in: Poetics, Vol. 40, Issue 2, April 2012, co-authored with Monika Krause, pdf
The discussion in the sociology of science about the role of model systems in biology provides an invitation to reflect on whether and how they operate in sociology in comparison to other disciplines. This paper shows that sociology too relies on objects of study that receive a disproportionate amount of attention and implicitly come to stand in for a specific class of objects. But, unlike other disciplines, sociology has no agreed language or theory to classify the discipline-specific objects that it studies, which hinders explicit reflection on the use of model systems across sociological subfields. The subfield of sociological theory uses model systems, but its specimens are not sociological objects. In contrast to other disciplines, which use model systems, specimens of sociological model systems usually do not travel. Because of this, the relationship between specimen and epistemic object is less standardised in sociology than in other disciplines.

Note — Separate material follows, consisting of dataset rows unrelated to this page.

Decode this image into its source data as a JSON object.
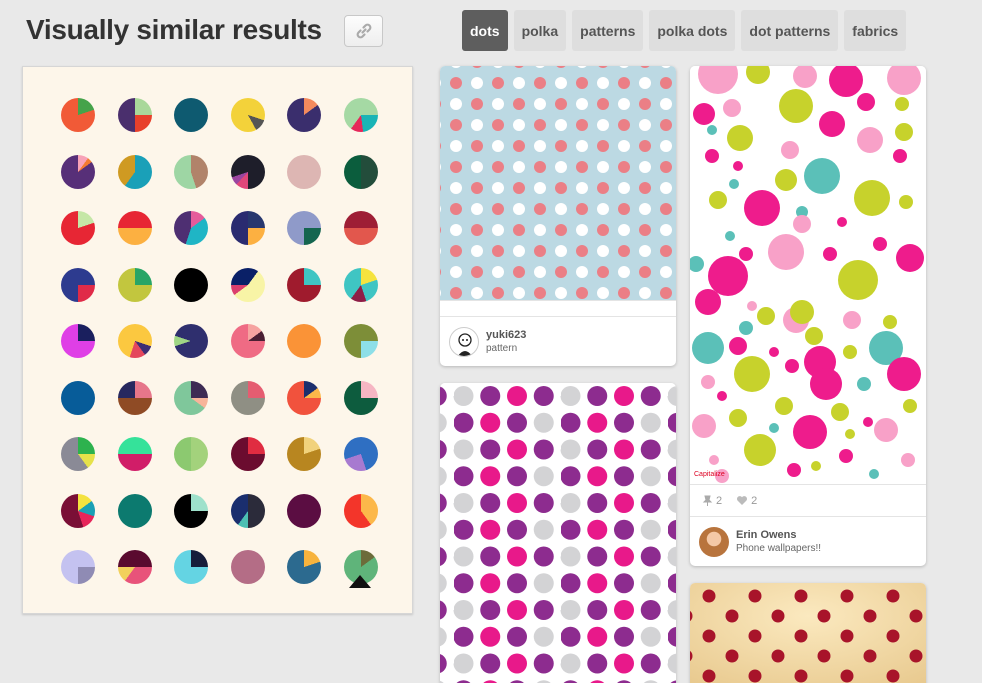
{
  "header": {
    "title": "Visually similar results"
  },
  "tags": [
    {
      "label": "dots",
      "active": true
    },
    {
      "label": "polka",
      "active": false
    },
    {
      "label": "patterns",
      "active": false
    },
    {
      "label": "polka dots",
      "active": false
    },
    {
      "label": "dot patterns",
      "active": false
    },
    {
      "label": "fabrics",
      "active": false
    }
  ],
  "pins": [
    {
      "user": "yuki623",
      "board": "pattern"
    },
    {
      "user": "",
      "board": ""
    },
    {
      "user": "Erin Owens",
      "board": "Phone wallpapers!!",
      "repins": "2",
      "likes": "2",
      "watermark": "Capitalize"
    },
    {
      "user": "",
      "board": ""
    }
  ],
  "icons": {
    "link": "link-icon",
    "repin": "pin-icon",
    "like": "heart-icon"
  }
}
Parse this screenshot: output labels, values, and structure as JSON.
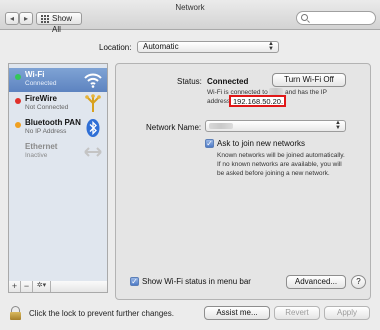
{
  "window": {
    "title": "Network"
  },
  "toolbar": {
    "show_all_label": "Show All",
    "back_icon": "chevron-left-icon",
    "forward_icon": "chevron-right-icon",
    "search_placeholder": ""
  },
  "location": {
    "label": "Location:",
    "value": "Automatic"
  },
  "services": [
    {
      "name": "Wi-Fi",
      "status": "Connected",
      "dot_color": "#34c759",
      "icon": "wifi-icon",
      "selected": true
    },
    {
      "name": "FireWire",
      "status": "Not Connected",
      "dot_color": "#e0302a",
      "icon": "firewire-icon",
      "selected": false
    },
    {
      "name": "Bluetooth PAN",
      "status": "No IP Address",
      "dot_color": "#f0a020",
      "icon": "bluetooth-icon",
      "selected": false
    },
    {
      "name": "Ethernet",
      "status": "Inactive",
      "dot_color": "",
      "icon": "ethernet-icon",
      "selected": false
    }
  ],
  "sidebar_controls": {
    "add": "+",
    "remove": "−",
    "action": "✲▾"
  },
  "detail": {
    "status_label": "Status:",
    "status_value": "Connected",
    "turn_off_button": "Turn Wi-Fi Off",
    "status_desc_prefix": "Wi-Fi is connected to",
    "status_desc_suffix": "and has the IP",
    "status_desc_line2": "address",
    "ip_address": "192.168.50.20.",
    "network_name_label": "Network Name:",
    "ask_to_join_label": "Ask to join new networks",
    "ask_to_join_checked": true,
    "ask_to_join_desc": [
      "Known networks will be joined automatically.",
      "If no known networks are available, you will",
      "be asked before joining a new network."
    ],
    "show_status_label": "Show Wi-Fi status in menu bar",
    "show_status_checked": true,
    "advanced_button": "Advanced...",
    "help_button": "?"
  },
  "footer": {
    "lock_text": "Click the lock to prevent further changes.",
    "assist_button": "Assist me...",
    "revert_button": "Revert",
    "apply_button": "Apply"
  },
  "colors": {
    "accent": "#5d83c0",
    "highlight_box": "#e01818"
  }
}
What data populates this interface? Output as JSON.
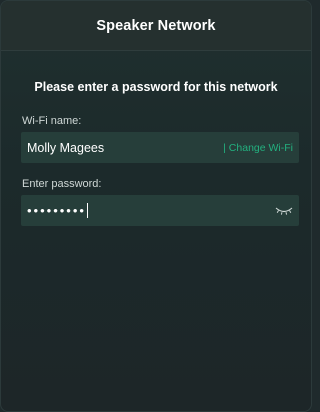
{
  "header": {
    "title": "Speaker Network"
  },
  "prompt": "Please enter a password for this network",
  "wifi": {
    "label": "Wi-Fi name:",
    "name": "Molly Magees",
    "change_link": "| Change Wi-Fi"
  },
  "password": {
    "label": "Enter password:",
    "masked_value": "•••••••••",
    "toggle_icon": "eye-closed-icon"
  },
  "colors": {
    "accent": "#23b07f",
    "background": "#1f2a2c",
    "field": "#263e3a"
  }
}
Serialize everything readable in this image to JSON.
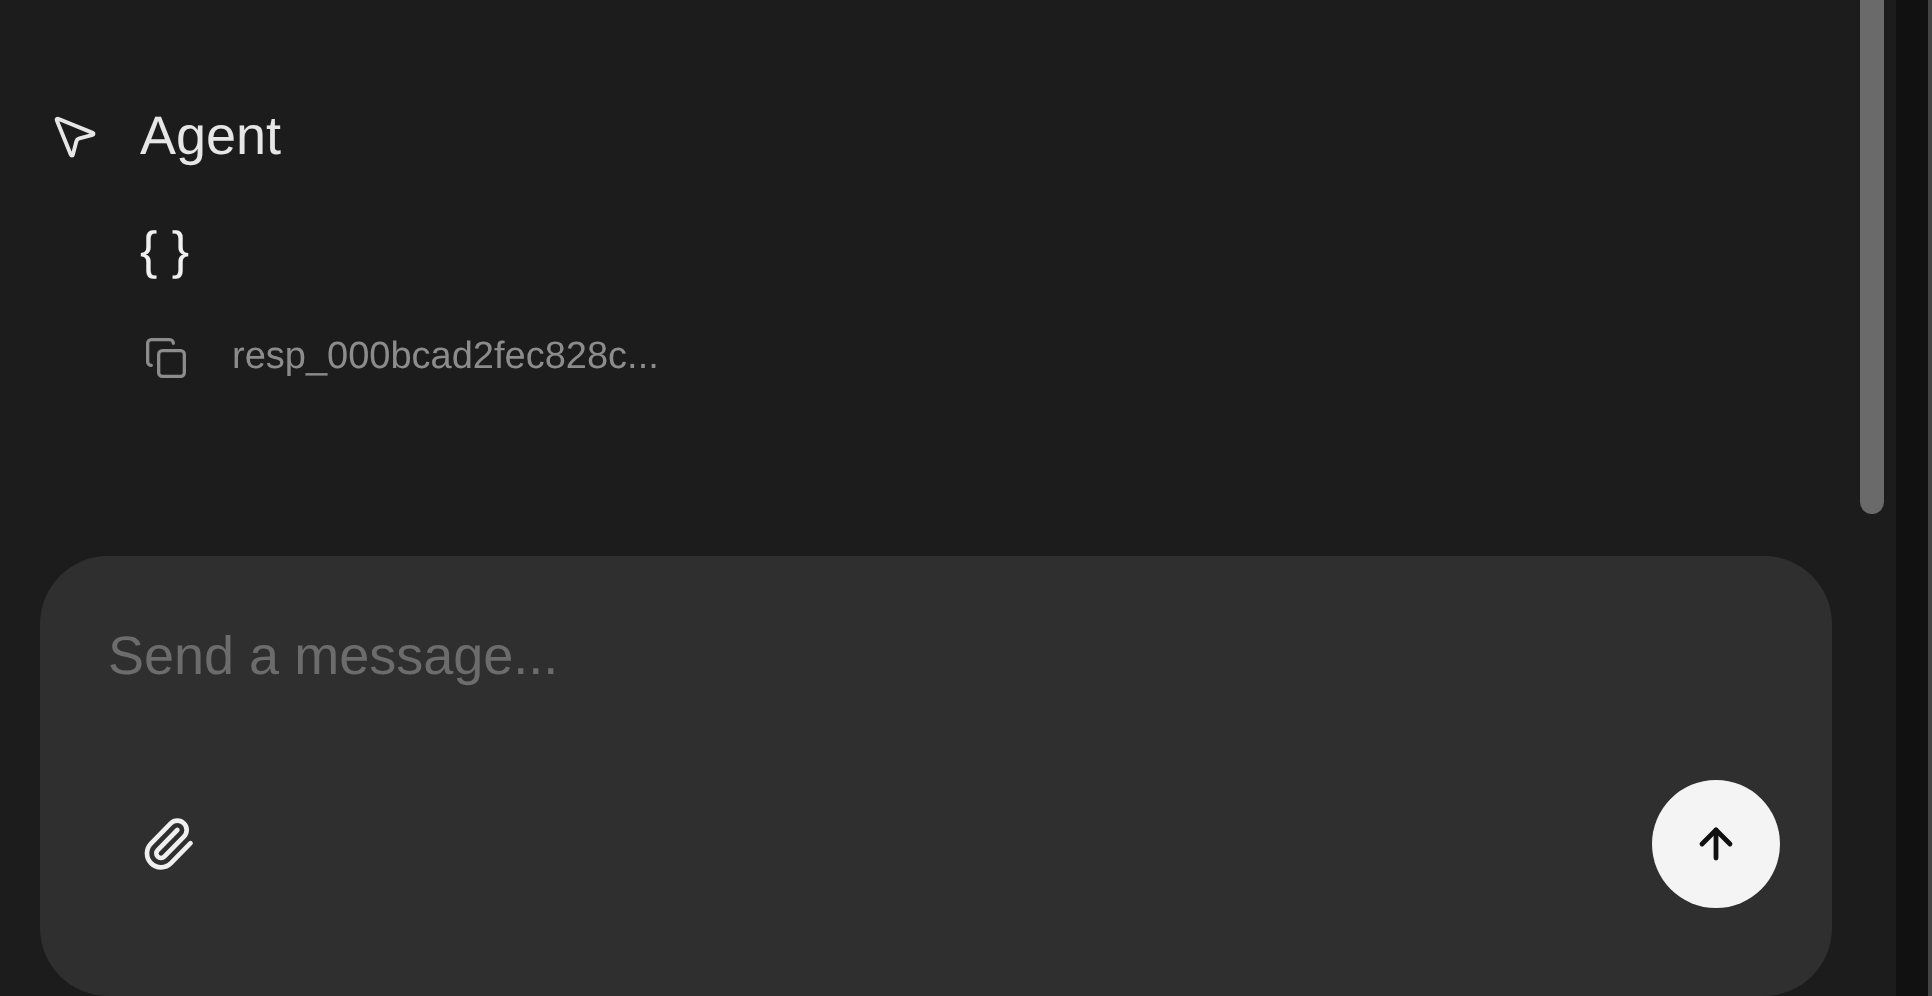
{
  "messages": [
    {
      "author": "Agent",
      "content": "{ }",
      "response_id": "resp_000bcad2fec828c..."
    }
  ],
  "composer": {
    "placeholder": "Send a message..."
  }
}
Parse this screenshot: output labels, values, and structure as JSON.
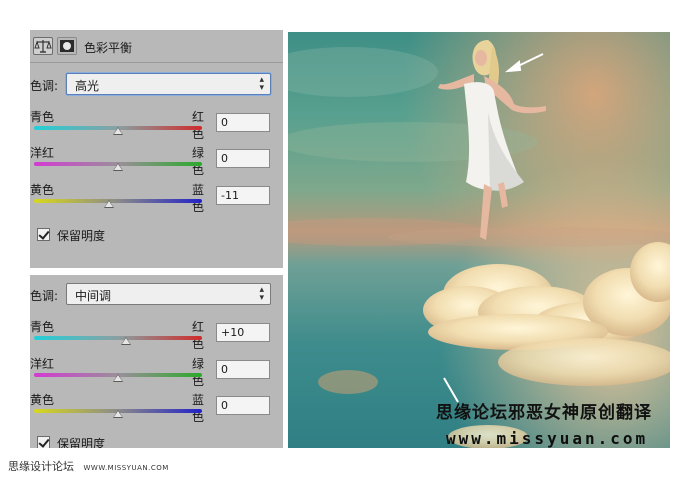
{
  "panel_title": "色彩平衡",
  "tone_label": "色调:",
  "top": {
    "tone_value": "高光",
    "sliders": [
      {
        "left": "青色",
        "right": "红色",
        "value": "0",
        "level": 0
      },
      {
        "left": "洋红",
        "right": "绿色",
        "value": "0",
        "level": 0
      },
      {
        "left": "黄色",
        "right": "蓝色",
        "value": "-11",
        "level": -11
      }
    ],
    "preserve_label": "保留明度",
    "preserve_checked": true
  },
  "bottom": {
    "tone_value": "中间调",
    "sliders": [
      {
        "left": "青色",
        "right": "红色",
        "value": "+10",
        "level": 10
      },
      {
        "left": "洋红",
        "right": "绿色",
        "value": "0",
        "level": 0
      },
      {
        "left": "黄色",
        "right": "蓝色",
        "value": "0",
        "level": 0
      }
    ],
    "preserve_label": "保留明度",
    "preserve_checked": true
  },
  "watermark": {
    "cn": "思缘论坛邪恶女神原创翻译",
    "url": "www.missyuan.com"
  },
  "footer": {
    "cn": "思缘设计论坛",
    "url": "WWW.MISSYUAN.COM"
  },
  "icons": {
    "adjustment": "scales-icon",
    "mask": "layer-mask-icon",
    "dropdown": "up-down-arrows-icon"
  }
}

Sociology also encounters unique problems of access to model systems.